Charity kickball event raises money, spirits


Published:

vieral voice Chris Bonanno

A fun gathering benefiting a great charitable cause was held Feb. 9 at Viera Regional Park in the form of the sixth annual Kickin’ It For Hope,  which featured both a free kickball tournament and other activities that were family-friendly in nature.

Proceeds from the day were slated to benefit the No Bad Days Foundation, which helps children with disabilities in Brevard County by purchasing needed equipment and other needed items.

“Six years ago, we knew a young child who needed a piece of medical equipment,” said Mark Warzecha, the event organizer. “The insurance company wouldn’t pay for it, so we wanted to help out. We’re a law firm, Widerman Malek, knew the child, so we put together a kickball tournament to raise money for him. We were able to raise enough money to buy the medical device and we thought you know there’s no reason to stop. Let’s keep doing it and we’re on our sixth year now.”

Warzecha added that the No Bad Days Foundation has helped “about 20 children” during the program’s existence.

One of those children who was helped was 5-year-old Curren Ramsey of Melbourne for whom the foundation purchased a safety bed, according to his mother, Nerissa, who lives in Melbourne. Curren has what Nerissa said is a “super-rare neurogenetic condition,” that is so uncommon that he was just the fourth in the world to be diagnosed with it two years ago.

“We don’t have any foundations for his disease or anything like that. So, we lean n a lot of local resources like No Bad Days,” said Ramsey, who played in the event for Team Curren, which was named after her son.

Fourteen teams of at least 10 players each participated in what was a double-elimination tournament.

“We’ve got the Brevard County Sheriff’s Office, we’ve got the Melbourne Fire Department, we’ve got Florida Power & Light. They’re from all over. They’re, you know, businesses, just teams put together and 14 total.”

Warzecha also noted that the Widerman Malek pays for all of the day’s expenses, meaning that “whatever money raised is 100 percent net.” He added that the day usually raises “about $10,000, $15,000 a year.”

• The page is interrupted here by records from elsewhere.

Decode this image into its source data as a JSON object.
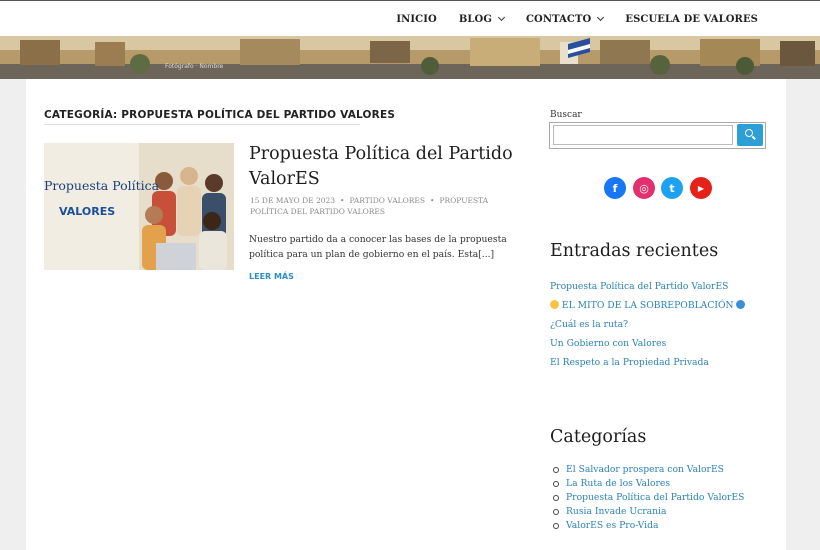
{
  "nav": {
    "items": [
      {
        "label": "INICIO",
        "has_dropdown": false
      },
      {
        "label": "BLOG",
        "has_dropdown": true
      },
      {
        "label": "CONTACTO",
        "has_dropdown": true
      },
      {
        "label": "ESCUELA DE VALORES",
        "has_dropdown": false
      }
    ]
  },
  "banner": {
    "caption": "Fotógrafo · Nombre"
  },
  "archive": {
    "title": "CATEGORÍA: PROPUESTA POLÍTICA DEL PARTIDO VALORES"
  },
  "post": {
    "thumbnail_text": "Propuesta Política",
    "thumbnail_logo": "VALORES",
    "title": "Propuesta Política del Partido ValorES",
    "date": "15 DE MAYO DE 2023",
    "author": "PARTIDO VALORES",
    "category": "PROPUESTA POLÍTICA DEL PARTIDO VALORES",
    "excerpt": "Nuestro partido da a conocer las bases de la propuesta política para un plan de gobierno en el país. Esta[...]",
    "read_more": "LEER MÁS"
  },
  "sidebar": {
    "search_label": "Buscar",
    "search_placeholder": "",
    "social": [
      {
        "name": "facebook-icon",
        "color": "#1877f2",
        "glyph": "f"
      },
      {
        "name": "instagram-icon",
        "color": "#e1306c",
        "glyph": "◎"
      },
      {
        "name": "twitter-icon",
        "color": "#1da1f2",
        "glyph": "t"
      },
      {
        "name": "youtube-icon",
        "color": "#e62117",
        "glyph": "▶"
      }
    ],
    "recent_title": "Entradas recientes",
    "recent": [
      "Propuesta Política del Partido ValorES",
      "EL MITO DE LA SOBREPOBLACIÓN",
      "¿Cuál es la ruta?",
      "Un Gobierno con Valores",
      "El Respeto a la Propiedad Privada"
    ],
    "categories_title": "Categorías",
    "categories": [
      "El Salvador prospera con ValorES",
      "La Ruta de los Valores",
      "Propuesta Política del Partido ValorES",
      "Rusia Invade Ucrania",
      "ValorES es Pro-Vida"
    ]
  }
}
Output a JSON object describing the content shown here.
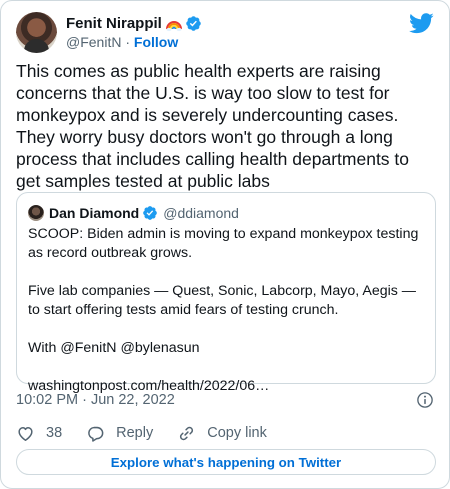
{
  "author": {
    "display_name": "Fenit Nirappil",
    "handle": "@FenitN",
    "separator": " · ",
    "follow_label": "Follow"
  },
  "tweet": {
    "text": "This comes as public health experts are raising concerns that the U.S. is way too slow to test for monkeypox and is severely undercounting cases. They worry busy doctors won't go through a long process that includes calling health departments to get samples tested at public labs",
    "timestamp": "10:02 PM · Jun 22, 2022"
  },
  "quoted_tweet": {
    "display_name": "Dan Diamond",
    "handle": "@ddiamond",
    "text": "SCOOP: Biden admin is moving to expand monkeypox testing as record outbreak grows.\n\nFive lab companies — Quest, Sonic, Labcorp, Mayo, Aegis — to start offering tests amid fears of testing crunch.\n\nWith @FenitN @bylenasun\n\nwashingtonpost.com/health/2022/06…"
  },
  "actions": {
    "like_count": "38",
    "reply_label": "Reply",
    "copy_link_label": "Copy link"
  },
  "footer": {
    "explore_label": "Explore what's happening on Twitter"
  },
  "icons": {
    "brand": "twitter-bird-icon",
    "verified": "verified-badge-icon",
    "emoji": "rainbow-emoji-icon",
    "info": "info-icon",
    "like": "heart-icon",
    "reply": "reply-bubble-icon",
    "copy": "link-icon"
  },
  "colors": {
    "brand_blue": "#1d9bf0",
    "link_blue": "#006fd6",
    "secondary_text": "#536471",
    "border": "#cfd9de"
  }
}
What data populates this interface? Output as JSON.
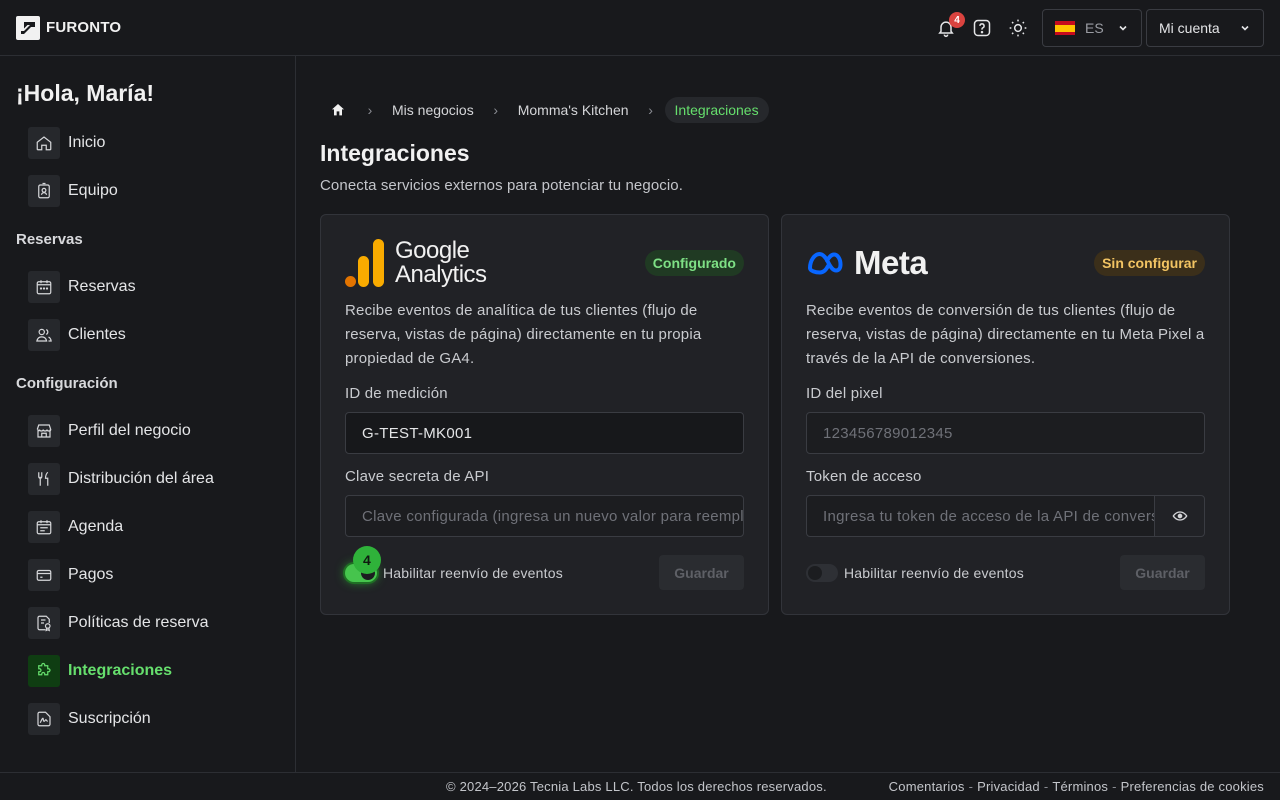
{
  "brand": {
    "name": "FURONTO"
  },
  "topbar": {
    "notification_count": "4",
    "language_code": "ES",
    "account_label": "Mi cuenta"
  },
  "sidebar": {
    "greeting": "¡Hola, María!",
    "items_top": [
      {
        "label": "Inicio",
        "icon": "home-icon"
      },
      {
        "label": "Equipo",
        "icon": "badge-icon"
      }
    ],
    "section_reservas": "Reservas",
    "items_reservas": [
      {
        "label": "Reservas",
        "icon": "calendar-icon"
      },
      {
        "label": "Clientes",
        "icon": "users-icon"
      }
    ],
    "section_config": "Configuración",
    "items_config": [
      {
        "label": "Perfil del negocio",
        "icon": "storefront-icon"
      },
      {
        "label": "Distribución del área",
        "icon": "utensils-icon"
      },
      {
        "label": "Agenda",
        "icon": "schedule-icon"
      },
      {
        "label": "Pagos",
        "icon": "credit-card-icon"
      },
      {
        "label": "Políticas de reserva",
        "icon": "policy-icon"
      },
      {
        "label": "Integraciones",
        "icon": "puzzle-icon",
        "active": true
      },
      {
        "label": "Suscripción",
        "icon": "signature-icon"
      }
    ]
  },
  "breadcrumb": {
    "items": [
      "Mis negocios",
      "Momma's Kitchen"
    ],
    "current": "Integraciones"
  },
  "page": {
    "title": "Integraciones",
    "subtitle": "Conecta servicios externos para potenciar tu negocio."
  },
  "cards": {
    "ga": {
      "logo_line1": "Google",
      "logo_line2": "Analytics",
      "status": "Configurado",
      "description": "Recibe eventos de analítica de tus clientes (flujo de reserva, vistas de página) directamente en tu propia propiedad de GA4.",
      "field1_label": "ID de medición",
      "field1_value": "G-TEST-MK001",
      "field2_label": "Clave secreta de API",
      "field2_placeholder": "Clave configurada (ingresa un nuevo valor para reemplazarla)",
      "toggle_label": "Habilitar reenvío de eventos",
      "toggle_on": true,
      "save_label": "Guardar",
      "marker": "4"
    },
    "meta": {
      "logo_text": "Meta",
      "status": "Sin configurar",
      "description": "Recibe eventos de conversión de tus clientes (flujo de reserva, vistas de página) directamente en tu Meta Pixel a través de la API de conversiones.",
      "field1_label": "ID del pixel",
      "field1_placeholder": "123456789012345",
      "field2_label": "Token de acceso",
      "field2_placeholder": "Ingresa tu token de acceso de la API de conversiones",
      "toggle_label": "Habilitar reenvío de eventos",
      "toggle_on": false,
      "save_label": "Guardar"
    }
  },
  "footer": {
    "copyright": "© 2024–2026 Tecnia Labs LLC. Todos los derechos reservados.",
    "links": [
      "Comentarios",
      "Privacidad",
      "Términos",
      "Preferencias de cookies"
    ]
  },
  "colors": {
    "accent_green": "#66df6d",
    "warning": "#f2c463",
    "badge_red": "#d9433f",
    "ga_orange": "#f9ab00",
    "ga_dark_orange": "#e37400",
    "meta_blue": "#0866ff"
  }
}
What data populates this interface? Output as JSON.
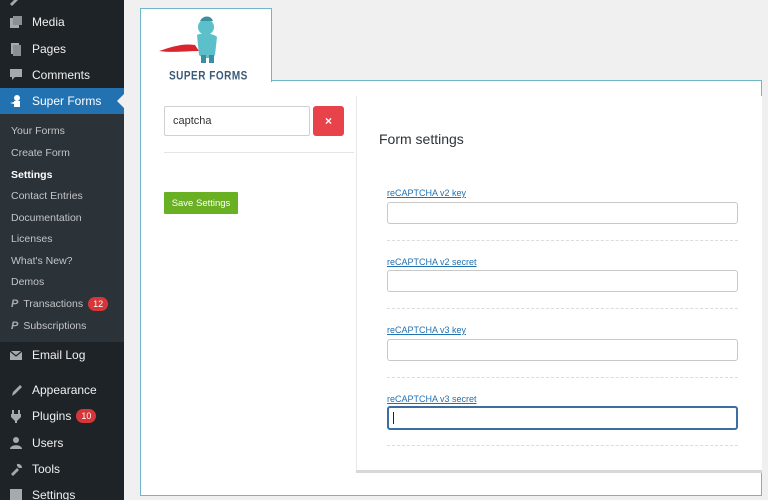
{
  "sidebar": {
    "top_items": [
      {
        "label": "Media",
        "icon": "media-icon"
      },
      {
        "label": "Pages",
        "icon": "pages-icon"
      },
      {
        "label": "Comments",
        "icon": "comments-icon"
      },
      {
        "label": "Super Forms",
        "icon": "super-forms-icon"
      }
    ],
    "submenu": [
      {
        "label": "Your Forms"
      },
      {
        "label": "Create Form"
      },
      {
        "label": "Settings"
      },
      {
        "label": "Contact Entries"
      },
      {
        "label": "Documentation"
      },
      {
        "label": "Licenses"
      },
      {
        "label": "What's New?"
      },
      {
        "label": "Demos"
      },
      {
        "label": "Transactions",
        "badge": "12"
      },
      {
        "label": "Subscriptions"
      }
    ],
    "bottom_items": [
      {
        "label": "Email Log",
        "icon": "email-icon"
      },
      {
        "label": "Appearance",
        "icon": "appearance-icon"
      },
      {
        "label": "Plugins",
        "icon": "plugins-icon",
        "badge": "10"
      },
      {
        "label": "Users",
        "icon": "users-icon"
      },
      {
        "label": "Tools",
        "icon": "tools-icon"
      },
      {
        "label": "Settings",
        "icon": "settings-icon"
      }
    ]
  },
  "logo": {
    "text": "SUPER FORMS"
  },
  "search": {
    "value": "captcha",
    "clear_label": "×"
  },
  "save_label": "Save Settings",
  "settings": {
    "title": "Form settings",
    "fields": [
      {
        "label": "reCAPTCHA v2 key",
        "value": ""
      },
      {
        "label": "reCAPTCHA v2 secret",
        "value": ""
      },
      {
        "label": "reCAPTCHA v3 key",
        "value": ""
      },
      {
        "label": "reCAPTCHA v3 secret",
        "value": ""
      }
    ]
  },
  "colors": {
    "sidebar": "#1d2327",
    "active": "#2271b1",
    "clear": "#e8434a",
    "save": "#6ab023"
  }
}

Kickball was chosen as a fundraiser, Warzecha added, because it was “just something different.” It also is an activity that allows for children with disabilities to take part in the fun as well. Patients have “their wheelchairs retrofitted so they can actually participate in the game” thanks to a partnership with Ability Plus Therapy and No Limits Academy.

“We bring all of our patients out in their wheelchairs and we play a round of kickball just for fun with our team,” said Karen Rhoads of Ability Plus Therapy and No Limits Academy.